  4. Personal Constraints: You may be facing difficulties outside of work (e.g., financial, health)—or in current circumstances, your work life and home life may be so intertwined that you never feel any relief from either. These stressors may unintentionally occupy more of your time and attention, and may decrease your ability to adapt to change.
    1. How you can adapt: Give yourself some grace. Reflecting on your personal circumstances and acknowledging that the pressures you are facing impact how you react is sometimes all you need.

Think about a change you are currently experiencing. Why might you be resisting? Have you moved to a home office? In this situation, you may feel more comfortable with the change because you realize the long-term benefit is the health and wellbeing of others. On the other hand, you might be experiencing resistance because of the uncertainty around how long this change will last. Or maybe your personal circumstances like working in a home office with coworkers like your roommates, partner, children, and/or pets does not create an environment that allows you to take the time to adjust to change. Being aware of your thought processes and circumstances and then reflecting on how you react will better equip you to deal with change situations in the future.

Now that you have a better sense of how you and others may resist change, let’s evaluate the process of change. Individuals transition through change at their own pace, but go through common steps. The Bridges Transition Model[2] operationalizes this process into three stages.

While change may happen quickly, sometimes in an instant, transition usually takes time. People are going to experience grief when things end—like we did when we were no longer able to gather in groups, go to conferences, or shake hands. But, after time, the grief subsides, we let go of the way things were and start to incorporate the new way into our lives—waving hello instead of shaking hands, keeping 6 feet apart, or wearing masks when we leave the house. And as we are starting to see, we develop new attitudes and approaches to this different world. We might don fashionable masks, move to virtual conferences and trainings, and relish in the interactions we have with our friends, family and coworkers. Sure, we look back and compare our circumstances to the way things used to be and that can cause uncertainty and axiety about our future. But we continue to move forward.

In the inevitability of change, recognizing the signs of resistance, practicing techniques to adapt to the change and acknowledging that these feelings are temporary can help smooth transitions and allow you to find comfort in the discomfort.

Now that you have insight into how people internalize and process change, check out Part 2 of our change blog next week, that will focus on leading others through change and creating a positive environment for change. 

What techniques have you used to help adapt to change? Share your thoughts with us on LinkedIn!
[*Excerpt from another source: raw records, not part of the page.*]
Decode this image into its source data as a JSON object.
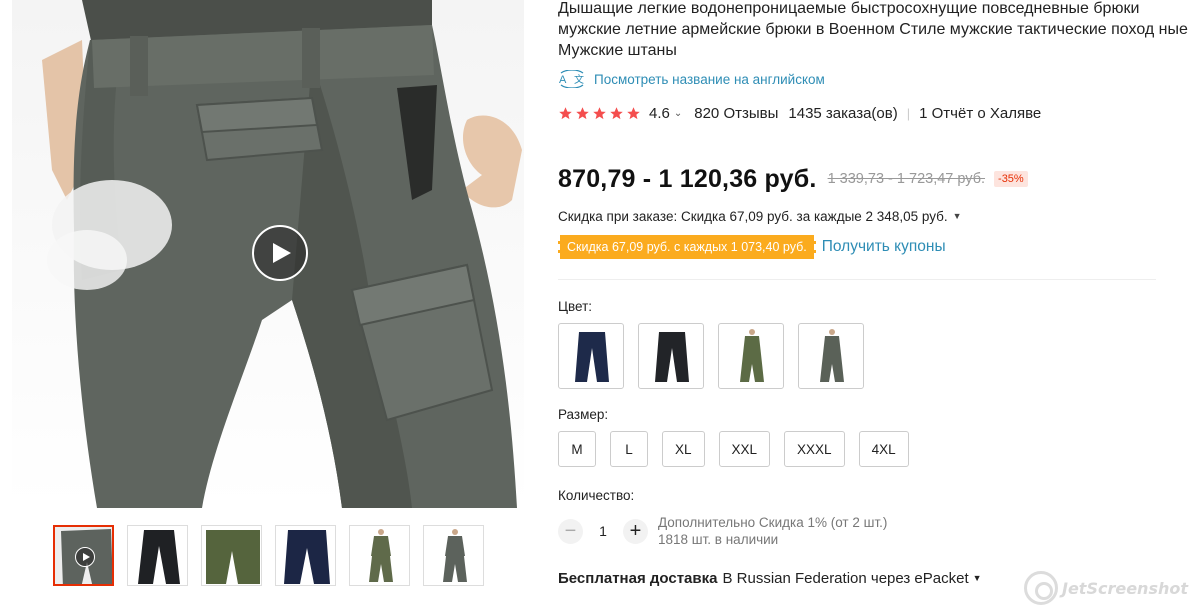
{
  "product": {
    "title": "Дышащие легкие водонепроницаемые быстросохнущие повседневные брюки мужские летние армейские брюки в Военном Стиле мужские тактические поход ные Мужские штаны",
    "translate_link": "Посмотреть название на английском",
    "translate_icon": "translate-icon",
    "rating": {
      "value": "4.6",
      "stars": 5,
      "reviews": "820 Отзывы",
      "orders": "1435 заказа(ов)",
      "free_report": "1 Отчёт о Халяве"
    }
  },
  "pricing": {
    "current": "870,79 - 1 120,36 руб.",
    "original": "1 339,73 - 1 723,47 руб.",
    "discount_badge": "-35%",
    "order_discount": "Скидка при заказе: Скидка 67,09 руб. за каждые 2 348,05 руб.",
    "coupon_tag": "Скидка 67,09 руб. с каждых 1 073,40 руб.",
    "get_coupons": "Получить купоны",
    "colors": {
      "accent": "#e62e04",
      "star": "#f44e4e",
      "coupon": "#fbab1e",
      "link": "#2e8db5"
    }
  },
  "options": {
    "color_label": "Цвет:",
    "colors": [
      {
        "name": "navy",
        "hex": "#1e2a4a"
      },
      {
        "name": "black",
        "hex": "#222428"
      },
      {
        "name": "army-green",
        "hex": "#5c6b45"
      },
      {
        "name": "gray",
        "hex": "#5a6158"
      }
    ],
    "size_label": "Размер:",
    "sizes": [
      "M",
      "L",
      "XL",
      "XXL",
      "XXXL",
      "4XL"
    ]
  },
  "quantity": {
    "label": "Количество:",
    "minus": "−",
    "plus": "+",
    "value": "1",
    "extra_discount": "Дополнительно Скидка 1% (от 2 шт.)",
    "stock": "1818 шт. в наличии"
  },
  "shipping": {
    "label": "Бесплатная доставка",
    "detail": "В Russian Federation через ePacket"
  },
  "gallery": {
    "play_icon": "play-icon",
    "thumbnails": [
      {
        "name": "gray-video",
        "hex": "#5d635e",
        "video": true
      },
      {
        "name": "black",
        "hex": "#1f2124",
        "video": false
      },
      {
        "name": "green",
        "hex": "#55643d",
        "video": false
      },
      {
        "name": "navy",
        "hex": "#1c2645",
        "video": false
      },
      {
        "name": "army-green",
        "hex": "#5f6a4a",
        "video": false
      },
      {
        "name": "gray",
        "hex": "#5c625c",
        "video": false
      }
    ]
  },
  "watermark": "JetScreenshot"
}
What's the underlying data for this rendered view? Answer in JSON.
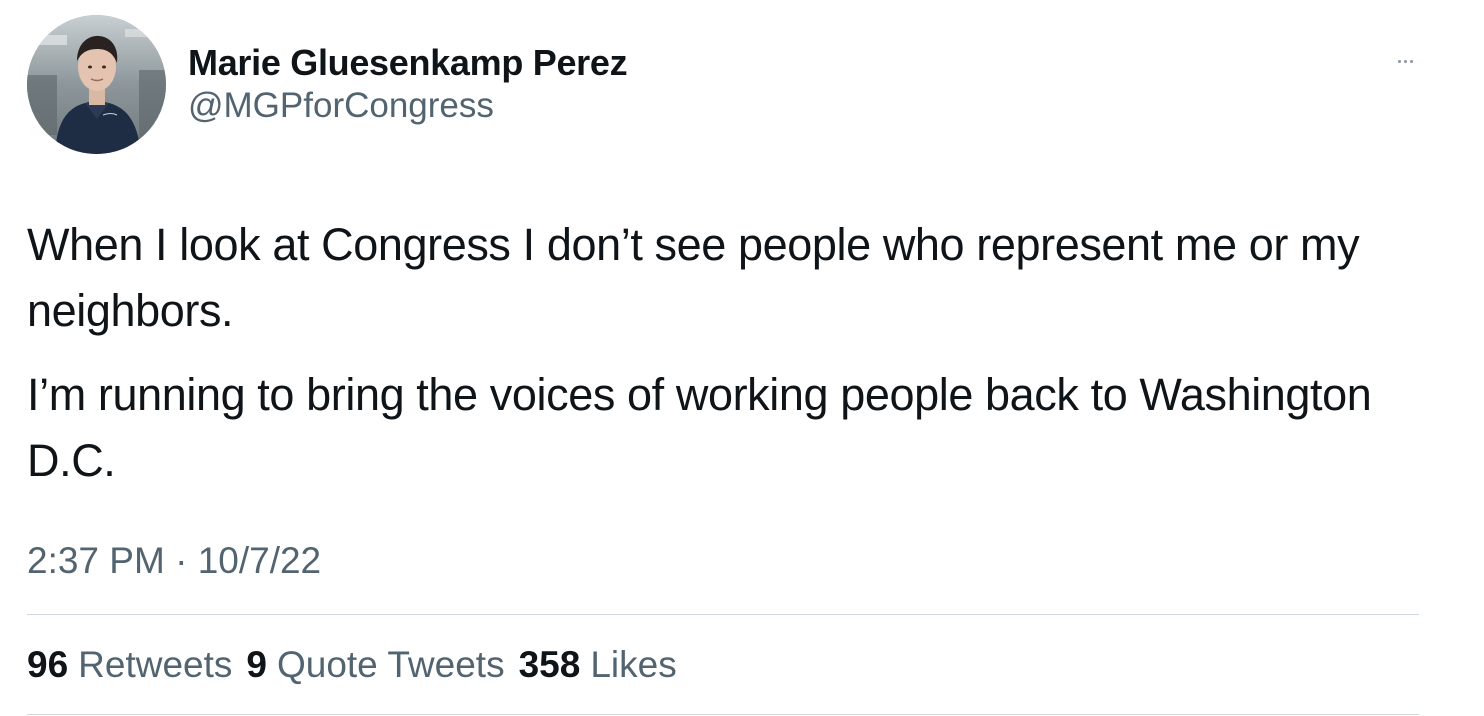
{
  "author": {
    "display_name": "Marie Gluesenkamp Perez",
    "handle": "@MGPforCongress"
  },
  "more_icon": "more-horizontal-icon",
  "tweet": {
    "paragraphs": [
      "When I look at Congress I don’t see people who represent me or my neighbors.",
      "I’m running to bring the voices of working people back to Washington D.C."
    ],
    "time": "2:37 PM",
    "separator": "·",
    "date": "10/7/22"
  },
  "stats": {
    "retweets": {
      "count": "96",
      "label": "Retweets"
    },
    "quote_tweets": {
      "count": "9",
      "label": "Quote Tweets"
    },
    "likes": {
      "count": "358",
      "label": "Likes"
    }
  },
  "colors": {
    "text_primary": "#0f1419",
    "text_secondary": "#536471",
    "divider": "#cfd9de"
  }
}
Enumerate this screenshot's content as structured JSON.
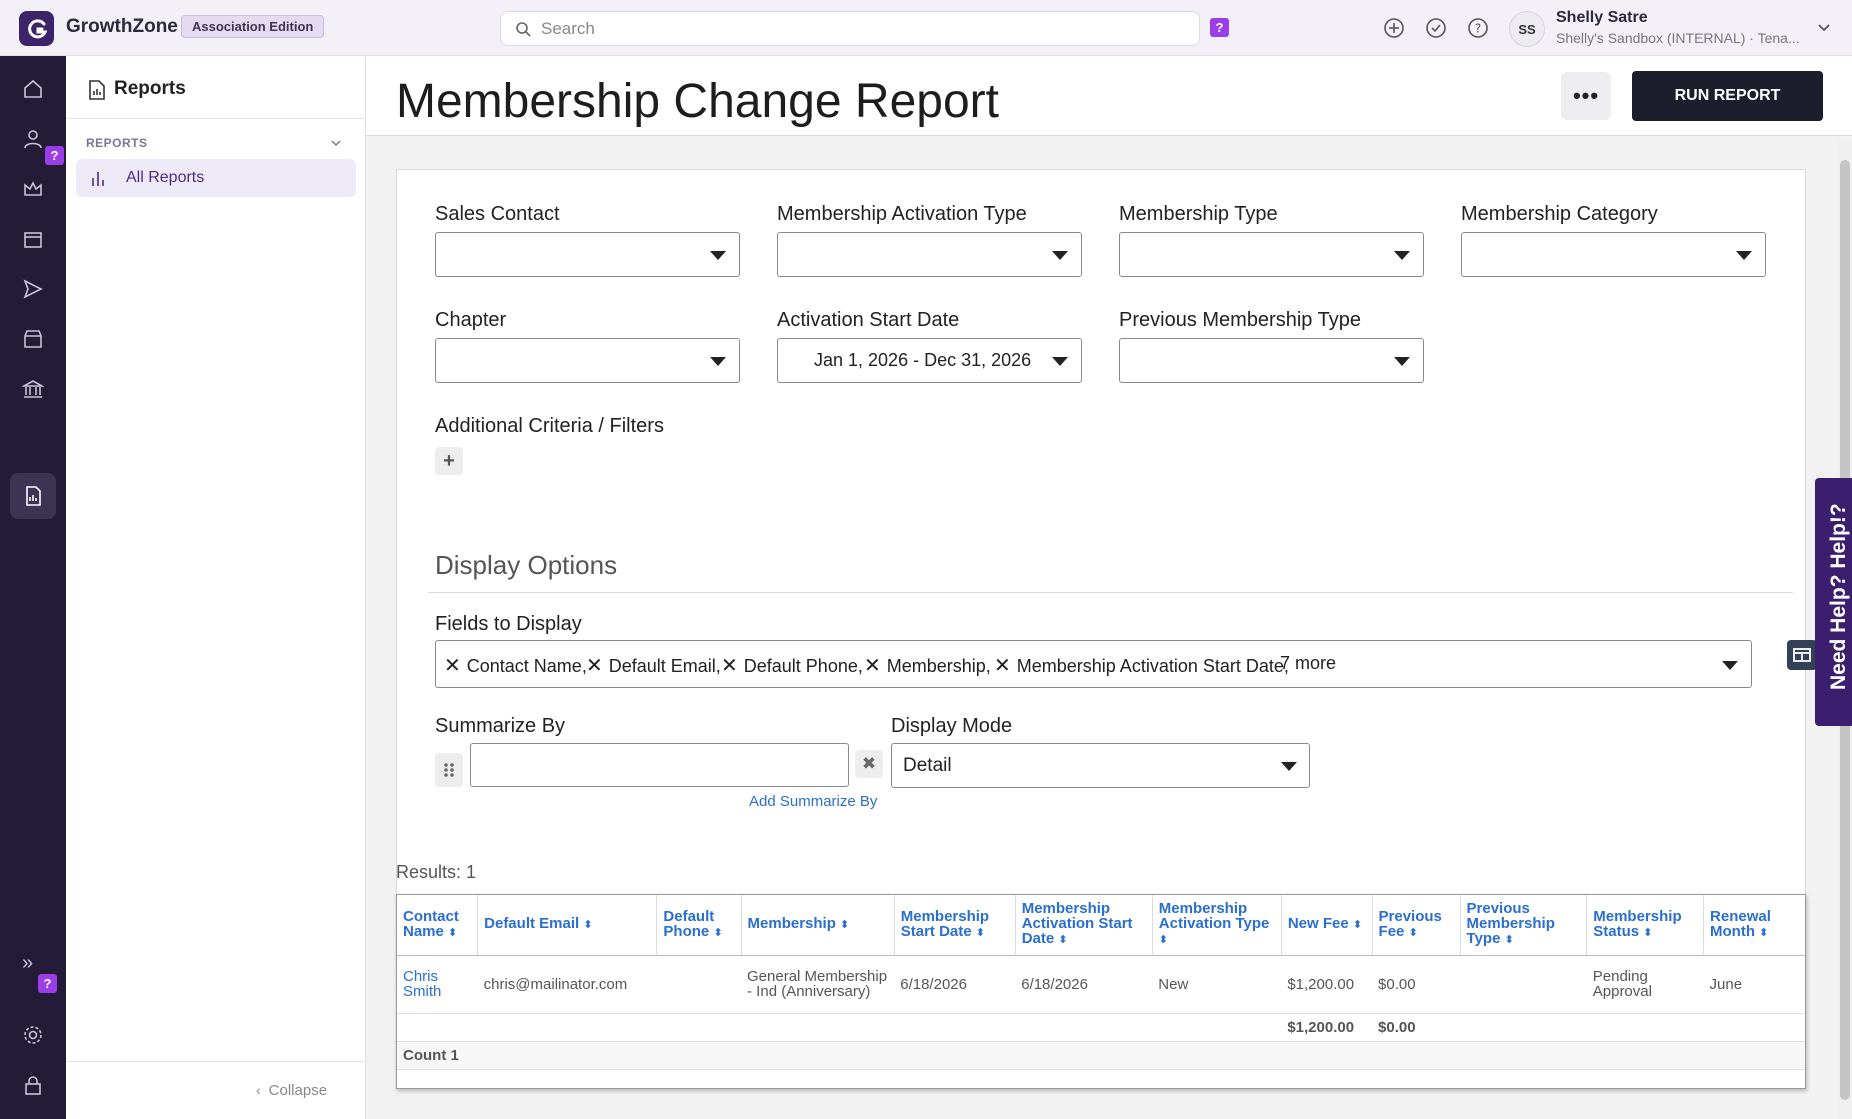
{
  "topbar": {
    "brand": "GrowthZone",
    "edition": "Association Edition",
    "search_placeholder": "Search",
    "help_badge": "?",
    "user_initials": "SS",
    "user_name": "Shelly Satre",
    "user_sub": "Shelly's Sandbox (INTERNAL) · Tena..."
  },
  "rail": {
    "help_badge_1": "?",
    "help_badge_2": "?",
    "expand_glyph": "»"
  },
  "sidebar": {
    "title": "Reports",
    "section": "REPORTS",
    "items": [
      {
        "label": "All Reports"
      }
    ],
    "collapse_label": "Collapse"
  },
  "main": {
    "title": "Membership Change Report",
    "more_label": "•••",
    "run_label": "RUN REPORT"
  },
  "filters": {
    "sales_contact": {
      "label": "Sales Contact",
      "value": ""
    },
    "activation_type": {
      "label": "Membership Activation Type",
      "value": ""
    },
    "membership_type": {
      "label": "Membership Type",
      "value": ""
    },
    "membership_category": {
      "label": "Membership Category",
      "value": ""
    },
    "chapter": {
      "label": "Chapter",
      "value": ""
    },
    "activation_start_date": {
      "label": "Activation Start Date",
      "value": "Jan 1, 2026 - Dec 31, 2026"
    },
    "previous_membership_type": {
      "label": "Previous Membership Type",
      "value": ""
    },
    "additional_criteria": "Additional Criteria / Filters"
  },
  "display": {
    "heading": "Display Options",
    "fields_label": "Fields to Display",
    "fields": [
      "Contact Name,",
      "Default Email,",
      "Default Phone,",
      "Membership,",
      "Membership Activation Start Date,"
    ],
    "more_text": "7 more",
    "summarize_label": "Summarize By",
    "summarize_value": "",
    "add_summarize": "Add Summarize By",
    "mode_label": "Display Mode",
    "mode_value": "Detail"
  },
  "results": {
    "count_text": "Results: 1",
    "columns": [
      "Contact Name",
      "Default Email",
      "Default Phone",
      "Membership",
      "Membership Start Date",
      "Membership Activation Start Date",
      "Membership Activation Type",
      "New Fee",
      "Previous Fee",
      "Previous Membership Type",
      "Membership Status",
      "Renewal Month"
    ],
    "rows": [
      [
        "Chris Smith",
        "chris@mailinator.com",
        "",
        "General Membership - Ind (Anniversary)",
        "6/18/2026",
        "6/18/2026",
        "New",
        "$1,200.00",
        "$0.00",
        "",
        "Pending Approval",
        "June"
      ]
    ],
    "totals": {
      "new_fee": "$1,200.00",
      "previous_fee": "$0.00"
    },
    "count_label": "Count 1"
  },
  "help_tab": "Need Help? Help!?",
  "colors": {
    "accent": "#3b2469",
    "link": "#2a6fd0",
    "run_button": "#1c1f2b",
    "badge": "#9b3ee8"
  }
}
Carolyn Kurowski, a Managing Partner with FMP, specializes in human capital planning, organizational effectiveness, and learning solutions. She loves delighting her clients with innovative solutions to their trickiest people problems. When she not trying out new ideas, you can find her at a hockey rink cheering on one of her two sons as they play what is arguably the greatest sport ever.

Marni Falcone is an Engagement Manager on FMP’s Management Team and an Industrial/Organizational Psychologist. When she isn’t leading competency development, assessment and implementation projects, she loves spending time with her family, taking a Barre3 class, or rooting for her favorite sports teams.

Beth Chidester joined FMP in October 2019 and works with the Learning and Development Center of Excellence team on training development. Beth is from Pennsylvania and when she isn’t seeking out new learning and development tools, she enjoys hiking, working out, and cheering on the Pittsburgh Steelers.  


[1] Ford, J., & Ford, L. (2009) Decoding resistance to change. Harvard Business Review, (1-7). Retrieved from

[2] Bridges Transition Model